    Next, you will need a "wheel bearing socket"...The ones for the 10-bolts have 4 internal prongs every 90-degrees around the inside of the socket...The ones for D-60 have 6-prongs...

    When you look in where the locking hub used to be, you will see the stub shaft and a "lock-nut" the lock nut will have 4 cut-outs to receive the "wheel bearing socket" Take the lock-nut off...After the lock-nut (or outer nut, as it is the outermost of the 2 nuts that retain the wheel bearing...) you will need to pul the lock washer off...the lock washer has a few holes to got over the pin on the wheel bearing nut...Pull the washer off...Now you can see the innermost wheel bearing nut...this is the nut that sets the bearing "pre-load" and the outer nut is the one that keeps the innermost wheel bearing nut at its spcified torque rating...

    I tighten the inner wheel bearing retainer nut as follows:
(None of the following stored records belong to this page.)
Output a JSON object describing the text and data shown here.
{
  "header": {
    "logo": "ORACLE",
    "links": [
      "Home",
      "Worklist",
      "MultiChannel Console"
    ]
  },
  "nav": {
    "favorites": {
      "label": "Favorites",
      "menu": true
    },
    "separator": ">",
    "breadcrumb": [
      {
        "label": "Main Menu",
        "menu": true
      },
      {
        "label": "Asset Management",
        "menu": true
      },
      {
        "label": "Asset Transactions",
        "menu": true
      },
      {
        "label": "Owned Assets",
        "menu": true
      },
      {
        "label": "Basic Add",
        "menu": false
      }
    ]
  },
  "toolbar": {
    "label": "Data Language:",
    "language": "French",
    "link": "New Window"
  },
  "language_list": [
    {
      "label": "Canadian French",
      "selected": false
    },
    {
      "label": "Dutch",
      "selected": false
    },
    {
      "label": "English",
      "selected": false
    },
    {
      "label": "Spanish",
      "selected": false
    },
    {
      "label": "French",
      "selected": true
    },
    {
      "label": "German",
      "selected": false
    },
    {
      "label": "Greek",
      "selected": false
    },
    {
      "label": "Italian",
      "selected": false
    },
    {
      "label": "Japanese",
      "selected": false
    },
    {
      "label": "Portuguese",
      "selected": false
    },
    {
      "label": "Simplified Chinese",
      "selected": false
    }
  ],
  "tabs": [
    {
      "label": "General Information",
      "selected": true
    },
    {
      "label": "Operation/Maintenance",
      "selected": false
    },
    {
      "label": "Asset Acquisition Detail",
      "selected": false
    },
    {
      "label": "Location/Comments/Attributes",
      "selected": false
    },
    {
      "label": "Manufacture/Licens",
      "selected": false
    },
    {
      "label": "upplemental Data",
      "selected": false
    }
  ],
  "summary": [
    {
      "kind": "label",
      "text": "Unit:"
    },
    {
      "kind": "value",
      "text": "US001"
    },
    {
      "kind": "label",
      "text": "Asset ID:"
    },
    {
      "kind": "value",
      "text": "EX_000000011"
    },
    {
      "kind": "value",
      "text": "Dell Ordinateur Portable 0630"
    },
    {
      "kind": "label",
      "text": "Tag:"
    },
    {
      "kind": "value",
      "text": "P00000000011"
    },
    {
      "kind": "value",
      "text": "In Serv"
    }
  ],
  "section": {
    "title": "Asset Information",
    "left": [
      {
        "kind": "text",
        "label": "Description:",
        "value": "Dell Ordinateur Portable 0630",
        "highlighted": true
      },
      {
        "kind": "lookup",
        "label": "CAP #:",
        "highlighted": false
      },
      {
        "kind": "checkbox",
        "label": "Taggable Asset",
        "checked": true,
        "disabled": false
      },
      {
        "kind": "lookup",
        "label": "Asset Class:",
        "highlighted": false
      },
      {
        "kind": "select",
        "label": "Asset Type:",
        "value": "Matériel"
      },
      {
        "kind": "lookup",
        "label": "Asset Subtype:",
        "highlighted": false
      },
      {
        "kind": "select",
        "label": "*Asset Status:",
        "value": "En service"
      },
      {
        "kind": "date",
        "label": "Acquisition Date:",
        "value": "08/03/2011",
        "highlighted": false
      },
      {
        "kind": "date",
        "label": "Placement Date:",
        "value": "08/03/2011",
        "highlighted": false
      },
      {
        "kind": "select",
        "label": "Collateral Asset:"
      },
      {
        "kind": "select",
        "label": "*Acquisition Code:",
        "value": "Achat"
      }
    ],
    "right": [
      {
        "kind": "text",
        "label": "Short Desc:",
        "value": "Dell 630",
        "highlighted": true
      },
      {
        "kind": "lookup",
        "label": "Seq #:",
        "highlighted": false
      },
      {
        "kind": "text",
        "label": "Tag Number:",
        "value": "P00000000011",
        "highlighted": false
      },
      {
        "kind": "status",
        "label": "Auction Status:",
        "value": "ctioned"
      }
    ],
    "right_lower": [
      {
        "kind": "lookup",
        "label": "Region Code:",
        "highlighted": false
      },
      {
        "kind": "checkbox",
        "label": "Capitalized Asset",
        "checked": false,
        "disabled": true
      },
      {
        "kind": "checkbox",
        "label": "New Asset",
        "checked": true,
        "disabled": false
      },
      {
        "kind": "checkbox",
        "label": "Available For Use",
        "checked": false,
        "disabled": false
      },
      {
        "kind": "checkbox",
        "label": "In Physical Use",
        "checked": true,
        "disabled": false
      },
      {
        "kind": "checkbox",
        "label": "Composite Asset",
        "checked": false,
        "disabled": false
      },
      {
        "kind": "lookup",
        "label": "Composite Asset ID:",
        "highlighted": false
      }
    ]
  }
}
    Spin the wheel and start tightening the nut...tighten the nut until the wheel slows in about 1 revolution or so...if it keeps spinning freely, the nut is too loose...once you have the inner nut tight enough so it slows the wheel after about 1 revolution, put on th e"lock washer"..you may have to tighten or loosen the inner nut to line the pin on the nut up with the hole on the washer...Once the washer is in, put the lock nut back on and tighten it down...I don't reember the toruq spec for this but I think it is around 70 ft.lbs. or something like that...

    Chris
     
  5. BowtieBlazer

    BowtieBlazer 1/2 ton status

    Joined:
    Jul 15, 2001
    Posts:
    2,462
    Likes Received:
    0
    Location:
    Baton Rouge, Louisiana
    Okay first of all make sure your hubs are in the lock position before removing the allen screws. Unbolt the two glide pins and hang the caliper aside.

    Remove the allen screws on the head of the hub. Next you will need to remove the hub innards. Most hubs have two retaining rings that hold it in place. (It can be a bit tricky) Next, Use the four prong socket to back off the outter nut. Remove the washer. Finally remove the inner nut.

    Off comes the rotor....

    Bearings in place new grease etc....tighten the inner nut to 50ft/lbs while spinning the wheel. Back it off 90 degrees and retighten to 35ft/lbs back off 3/8ths of a turn. At this point check the rotor for play...it really should not move in or out or side to side...if it does slowly tighten it until it doesn't. Insert washer.
    outer nut tighten to 50 ft/lbs back off 90 retighten to 35 without backing off the outernut 3/8th's

    reinstall hb innards, hub cap and back on goes the caliper

    ITS DONE....you now have a truck
     
  6. pcorssmit

    pcorssmit 1/2 ton status

    Joined:
    Jan 2, 2001
    Posts:
    1,346
    Likes Received:
    0
    Location:
    Denver, CO
    Once you get the bearings adjusted with the inner nut and get the lock ring on, torque the outer nut to 160. Do not back off the outer nut.

    Pete
     
  7. jimmyjack

    jimmyjack 1/2 ton status

    Joined:
    May 11, 2000
    Posts:
    2,290
    Likes Received:
    0
    Location:
    Tucson Az
    Before you tighten your wheel bearings check them and make sure theyre not TRASHED! Or it'll all be for not. I think the inner nut is tightened to about 10 to 15 ft lbs of torque and the outer is like 115 or more.
     

Share This Page